==== Study material

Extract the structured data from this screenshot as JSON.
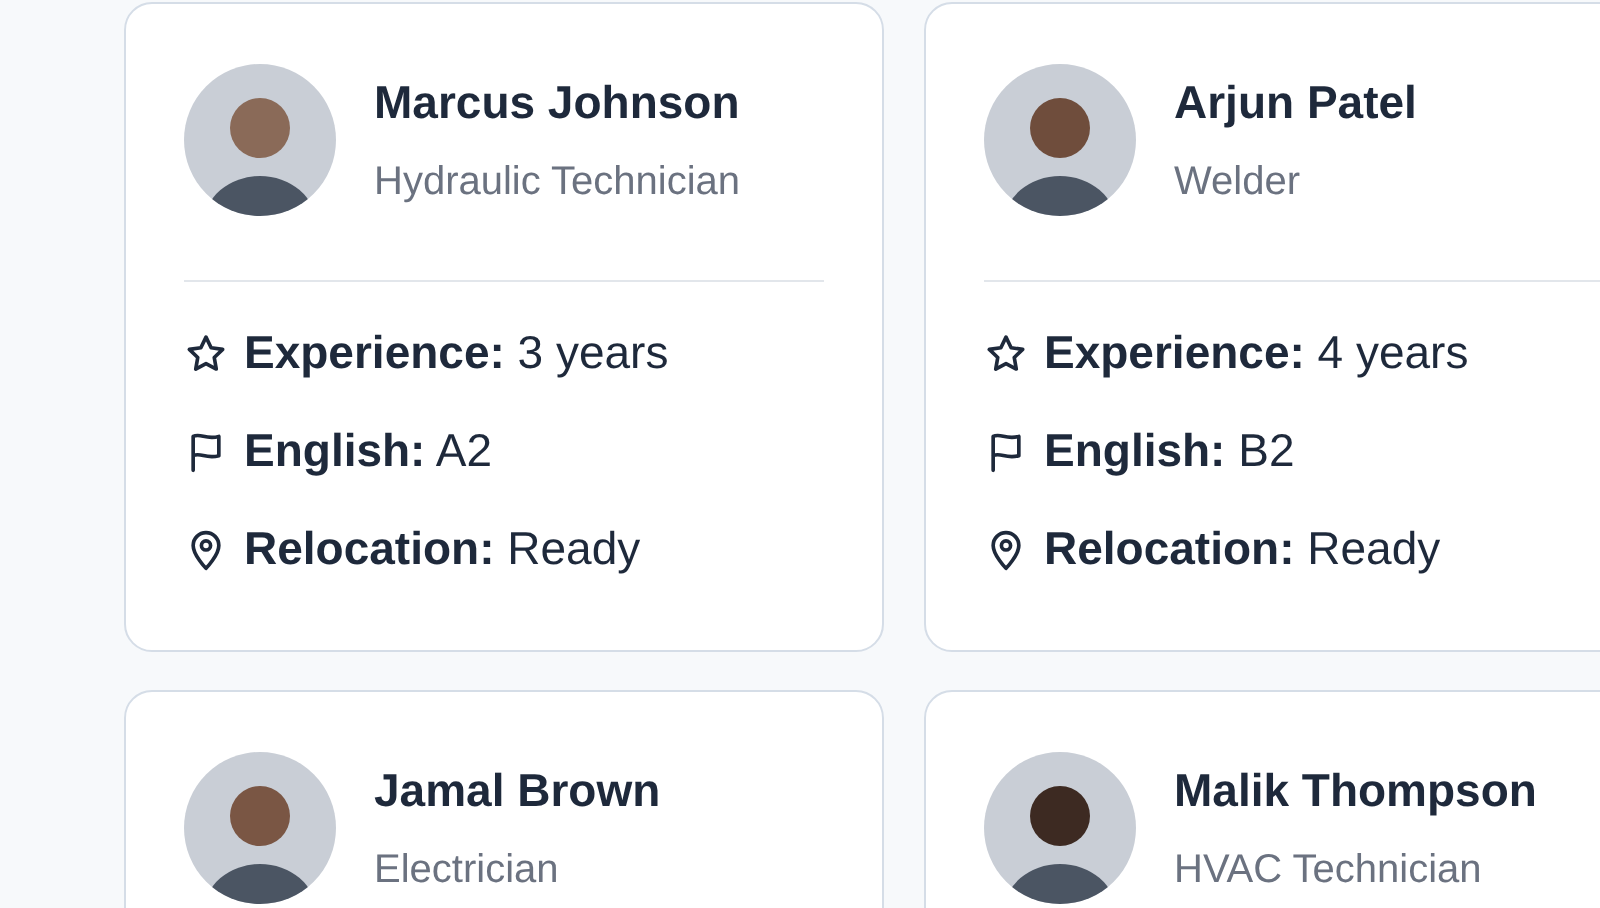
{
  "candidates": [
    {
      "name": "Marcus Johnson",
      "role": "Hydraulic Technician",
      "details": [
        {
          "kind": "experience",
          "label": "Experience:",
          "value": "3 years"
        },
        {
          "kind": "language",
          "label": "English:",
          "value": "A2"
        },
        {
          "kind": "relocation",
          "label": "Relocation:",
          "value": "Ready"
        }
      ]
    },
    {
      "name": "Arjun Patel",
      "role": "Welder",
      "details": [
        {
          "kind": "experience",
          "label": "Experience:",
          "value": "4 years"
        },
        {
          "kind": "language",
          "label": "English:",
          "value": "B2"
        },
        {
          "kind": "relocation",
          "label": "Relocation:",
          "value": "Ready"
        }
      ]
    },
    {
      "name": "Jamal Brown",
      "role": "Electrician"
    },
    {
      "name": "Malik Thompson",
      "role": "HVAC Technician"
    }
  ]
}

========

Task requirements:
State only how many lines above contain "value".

Solution to the problem:
6